DESCRIPTION OF THE TASK: Set down every entry exactly as given. Pictures are to be left out.

(Beginning of DATASET EXCERPTS)

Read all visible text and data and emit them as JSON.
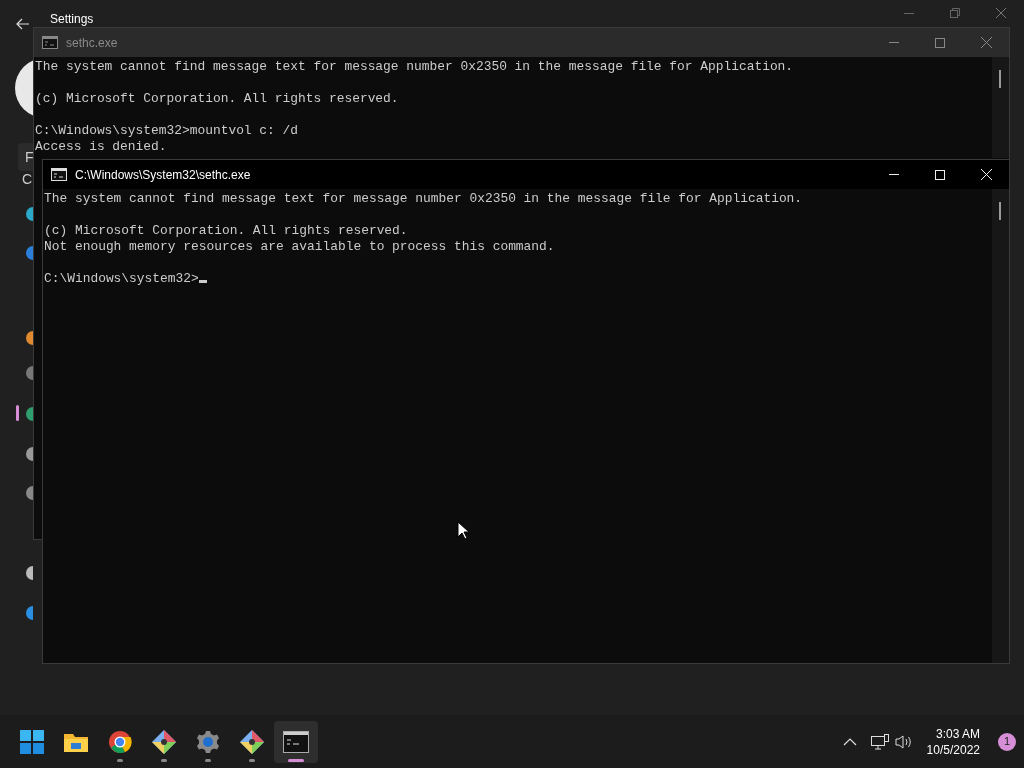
{
  "background_window": {
    "title": "Settings",
    "fragments": [
      {
        "text": "F",
        "kind": "search"
      },
      {
        "text": "C",
        "kind": "label"
      }
    ]
  },
  "windows": [
    {
      "title": "sethc.exe",
      "active": false,
      "cursor": false,
      "lines": [
        {
          "text": "The system cannot find message text for message number 0x2350 in the message file for Application.",
          "space_before": false
        },
        {
          "text": "(c) Microsoft Corporation. All rights reserved.",
          "space_before": true
        },
        {
          "text": "C:\\Windows\\system32>mountvol c: /d",
          "space_before": true
        },
        {
          "text": "Access is denied.",
          "space_before": false
        }
      ]
    },
    {
      "title": "C:\\Windows\\System32\\sethc.exe",
      "active": true,
      "cursor": true,
      "lines": [
        {
          "text": "The system cannot find message text for message number 0x2350 in the message file for Application.",
          "space_before": false
        },
        {
          "text": "(c) Microsoft Corporation. All rights reserved.",
          "space_before": true
        },
        {
          "text": "Not enough memory resources are available to process this command.",
          "space_before": false
        },
        {
          "text": "C:\\Windows\\system32>",
          "space_before": true
        }
      ]
    }
  ],
  "taskbar": {
    "apps": [
      {
        "kind": "start",
        "running": false,
        "selected": false
      },
      {
        "kind": "folder",
        "running": false,
        "selected": false
      },
      {
        "kind": "browser",
        "running": true,
        "selected": false
      },
      {
        "kind": "diamond",
        "running": true,
        "selected": false
      },
      {
        "kind": "gear",
        "running": true,
        "selected": false
      },
      {
        "kind": "diamond",
        "running": true,
        "selected": false
      },
      {
        "kind": "terminal",
        "running": true,
        "selected": true
      }
    ],
    "clock": {
      "time": "3:03 AM",
      "date": "10/5/2022"
    },
    "notification_count": "1"
  }
}
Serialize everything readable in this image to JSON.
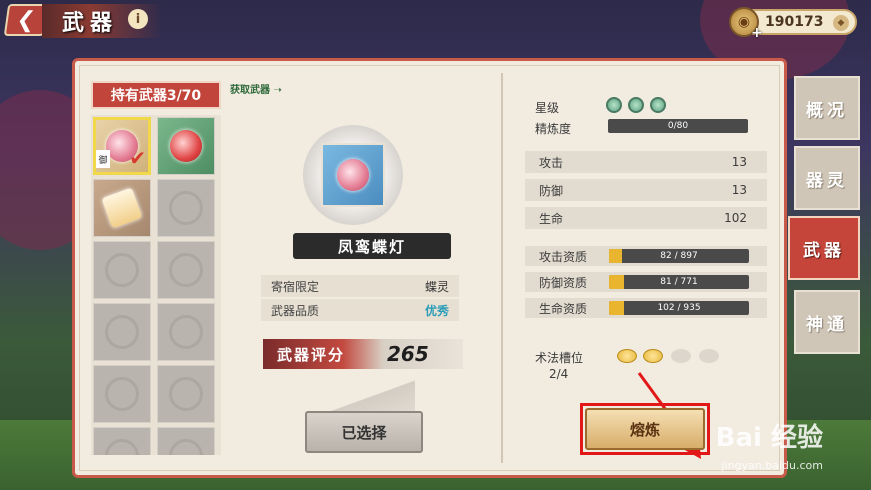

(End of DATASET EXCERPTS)

RESULT OF THIS TASK:
Read all visible text and data and emit them as JSON.
{
  "background_window": {
    "title": "Settings",
    "fragments": [
      {
        "text": "F",
        "kind": "search"
      },
      {
        "text": "C",
        "kind": "label"
      }
    ]
  },
  "windows": [
    {
      "title": "sethc.exe",
      "active": false,
      "cursor": false,
      "lines": [
        {
          "text": "The system cannot find message text for message number 0x2350 in the message file for Application.",
          "space_before": false
        },
        {
          "text": "(c) Microsoft Corporation. All rights reserved.",
          "space_before": true
        },
        {
          "text": "C:\\Windows\\system32>mountvol c: /d",
          "space_before": true
        },
        {
          "text": "Access is denied.",
          "space_before": false
        }
      ]
    },
    {
      "title": "C:\\Windows\\System32\\sethc.exe",
      "active": true,
      "cursor": true,
      "lines": [
        {
          "text": "The system cannot find message text for message number 0x2350 in the message file for Application.",
          "space_before": false
        },
        {
          "text": "(c) Microsoft Corporation. All rights reserved.",
          "space_before": true
        },
        {
          "text": "Not enough memory resources are available to process this command.",
          "space_before": false
        },
        {
          "text": "C:\\Windows\\system32>",
          "space_before": true
        }
      ]
    }
  ],
  "taskbar": {
    "apps": [
      {
        "kind": "start",
        "running": false,
        "selected": false
      },
      {
        "kind": "folder",
        "running": false,
        "selected": false
      },
      {
        "kind": "browser",
        "running": true,
        "selected": false
      },
      {
        "kind": "diamond",
        "running": true,
        "selected": false
      },
      {
        "kind": "gear",
        "running": true,
        "selected": false
      },
      {
        "kind": "diamond",
        "running": true,
        "selected": false
      },
      {
        "kind": "terminal",
        "running": true,
        "selected": true
      }
    ],
    "clock": {
      "time": "3:03 AM",
      "date": "10/5/2022"
    },
    "notification_count": "1"
  }
}
Serialize everything readable in this image to JSON.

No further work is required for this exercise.